Until you can get back to the vet, a bland diet of plain boiled chicken and plain white rice may help to soothe minor digestive upset and encourage some eating. However, due to the large amount of symptoms listed, seeking further veterinary care is best.

Q. My pet shows weight loss and has a hard time walking, like he has lost strength in his legs and has no control to maintain balance. What’s wrong?
ANSWER : A. Loss of balance or inability to control the limbs can be caused by a wide range of problems and is usually cause for concern. Damage to the nerves or muscles can cause loss of balance, as well as neurological disease or some illnesses. Having your vet perform a complete examination is needed to determine the exact cause.

Weight loss can refer to the actual loss of fat and weight on your dog, or may also be due to the loss of muscle tone in the body. If there is a problem with one of the limbs, it may be that the weight loss you are seeing is actually loss of muscle in that area. Weight loss can again be caused by a wide range of problems from neurologic disease, illness, parasites or disease. Making an appointment with your vet is best.

Q. My cat seems to have lost control of her bowels and no longer uses her litter box even to urinate. She is 5 or 6 yrs and is in good health otherwise
ANSWER : A. If your cat has had a sudden change in litter box habits, it is always a good idea to rule out any underlying issues with a wellness check from your vet. Bringing in a urine and stool sample if possible can also help as tests can be run on these samples to check for common infections or parasites. If these are present, treating them usually helps resolve the problem of not using the box.

Loss of bowel control usually results in dribbling of feces or urine rather than complete accidents. If you are seeing this, it is possible that an injury to the hind end or problem with the nerves or muscles is happening and should be looked at by your vet.

If the accidents are complete (full amount of stool, big puddle of urine) your cat may be choosing not to use the litter box due to illness, a too-dirty litter, litter pans that are too tall (which may make older cats have a harder time getting in and out), or a litter substrate that was changed too suddenly. Sometimes, changing the environment your cat’s litter box is in by lowering the sides, moving food and water dishes away and returning back to a previously liked litter can help.

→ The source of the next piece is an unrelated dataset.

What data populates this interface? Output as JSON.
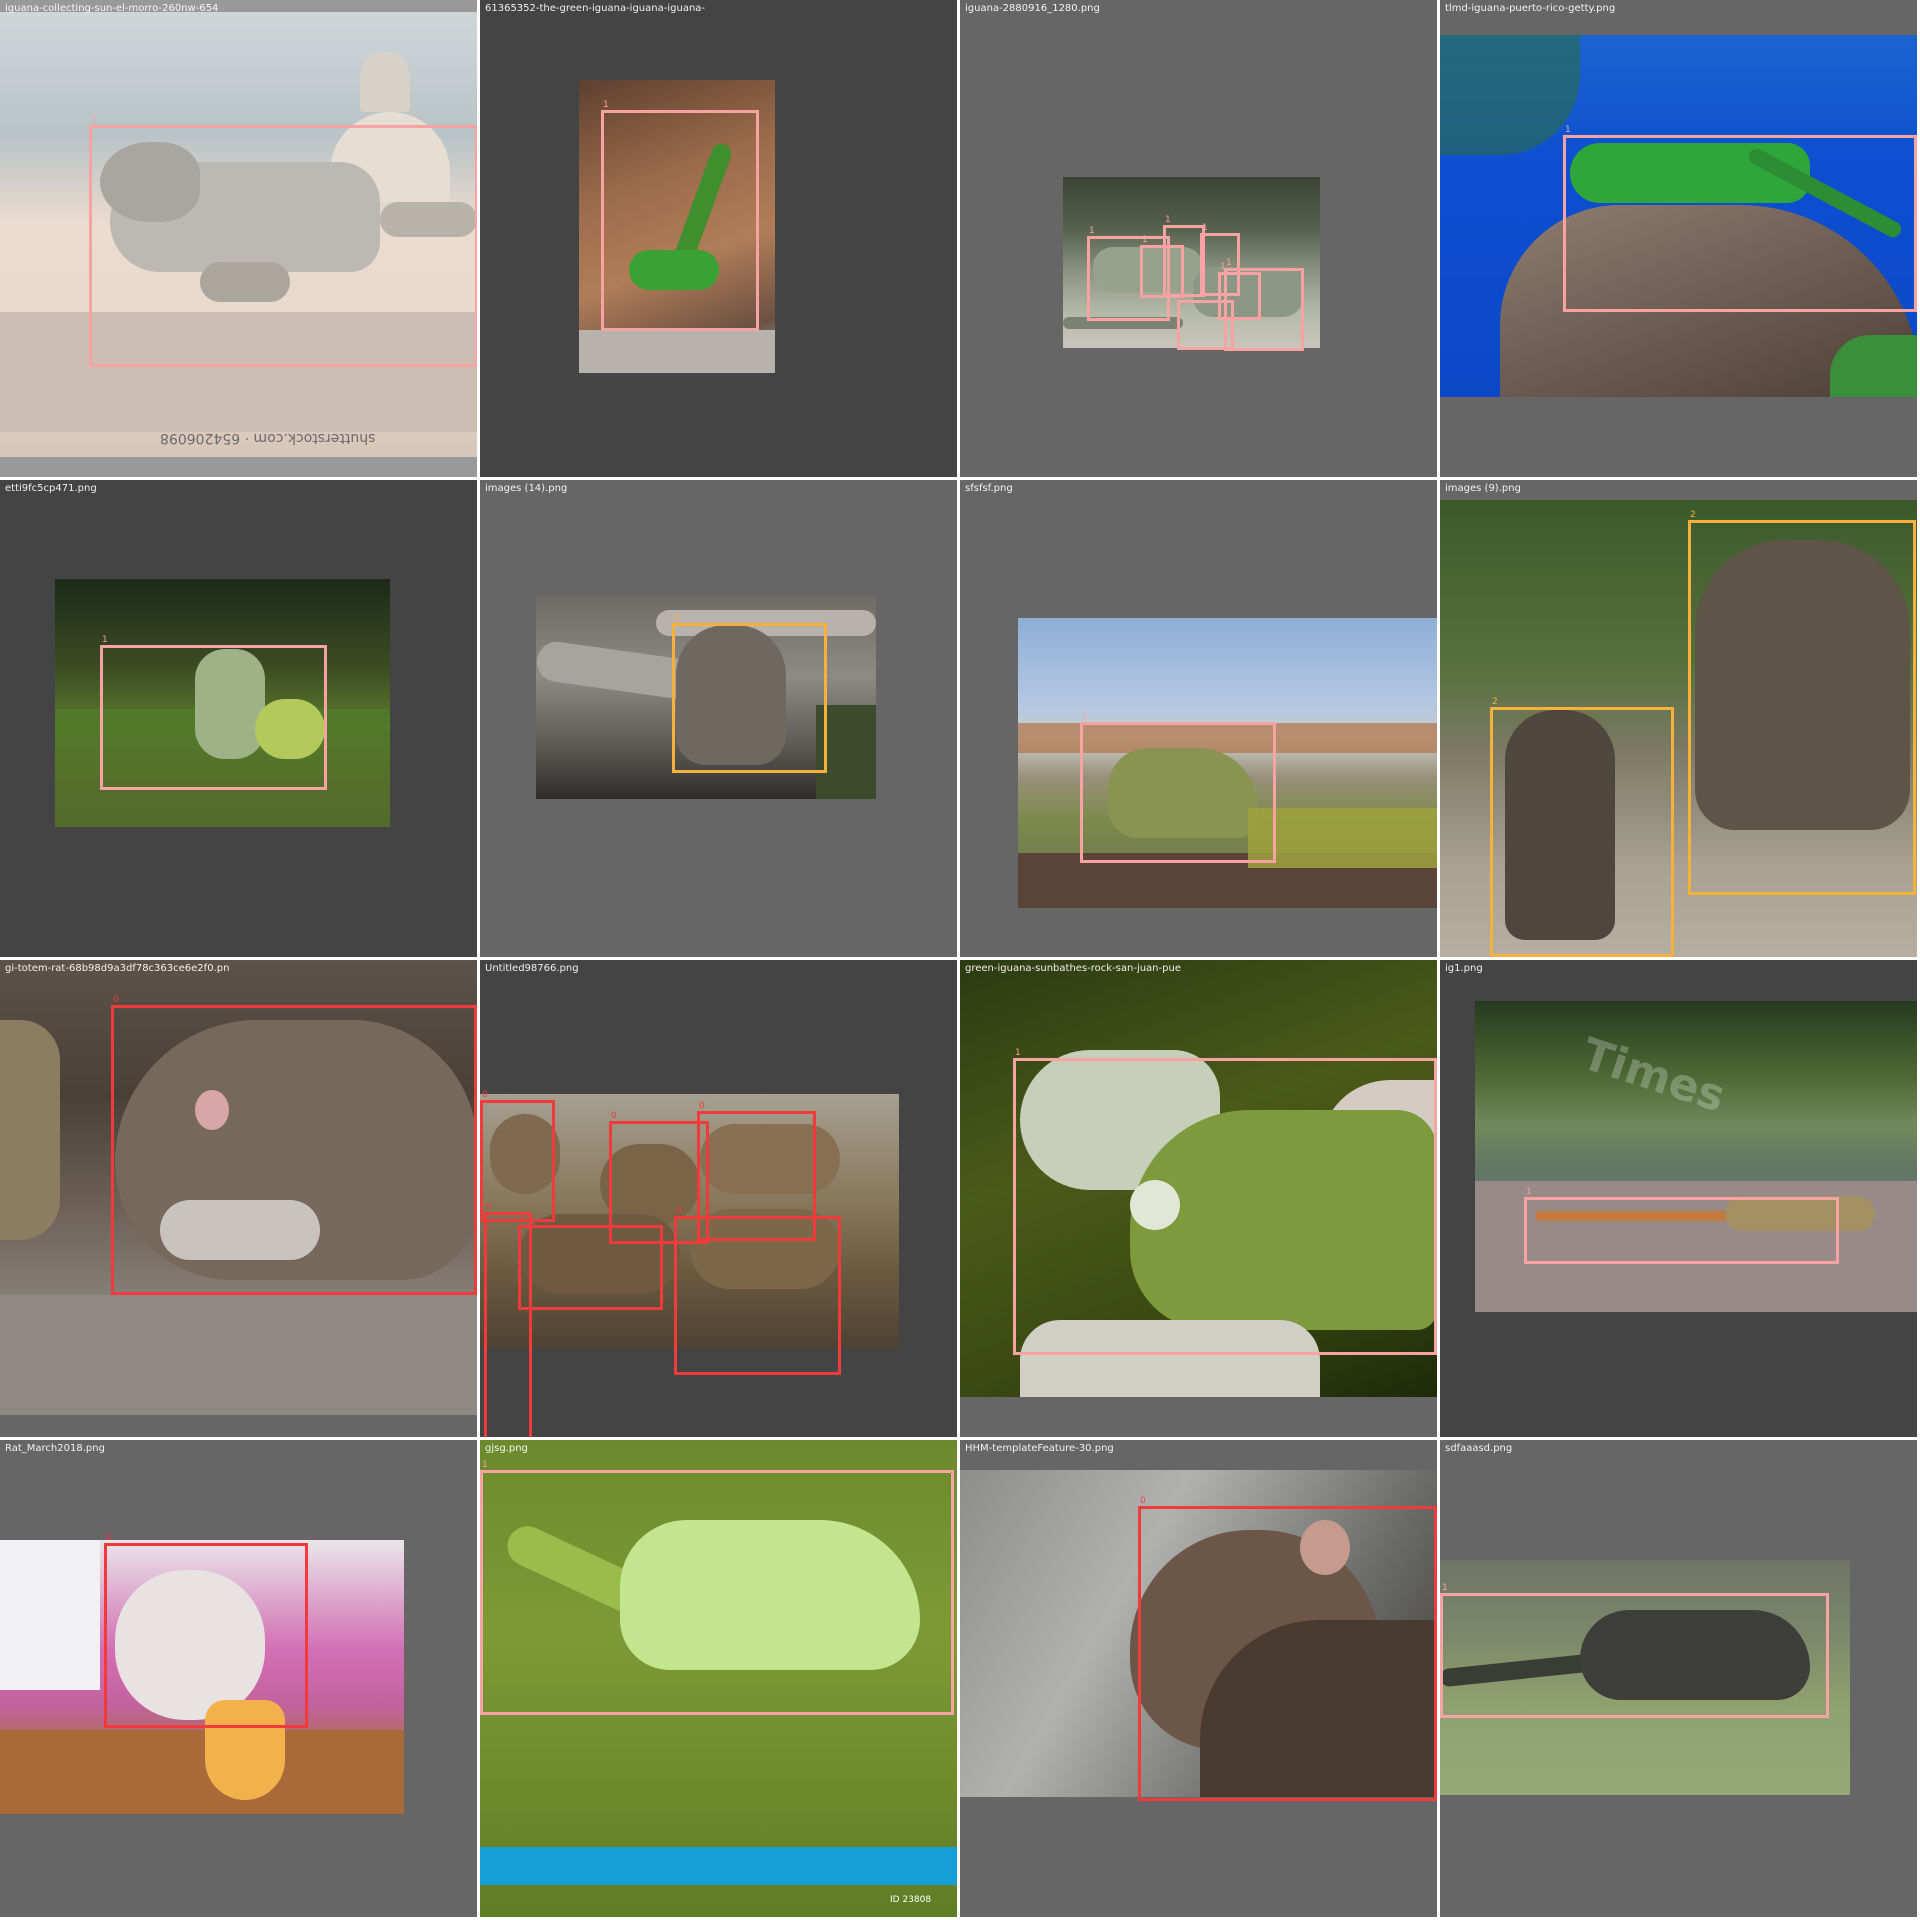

In any area of an accident, an enzymatic cleaner should be used. These break down urine and stool particles, making it so that your cat is less likely to be attracted to going there again. Moving stools to the litter box can also entice your cat to start going there again.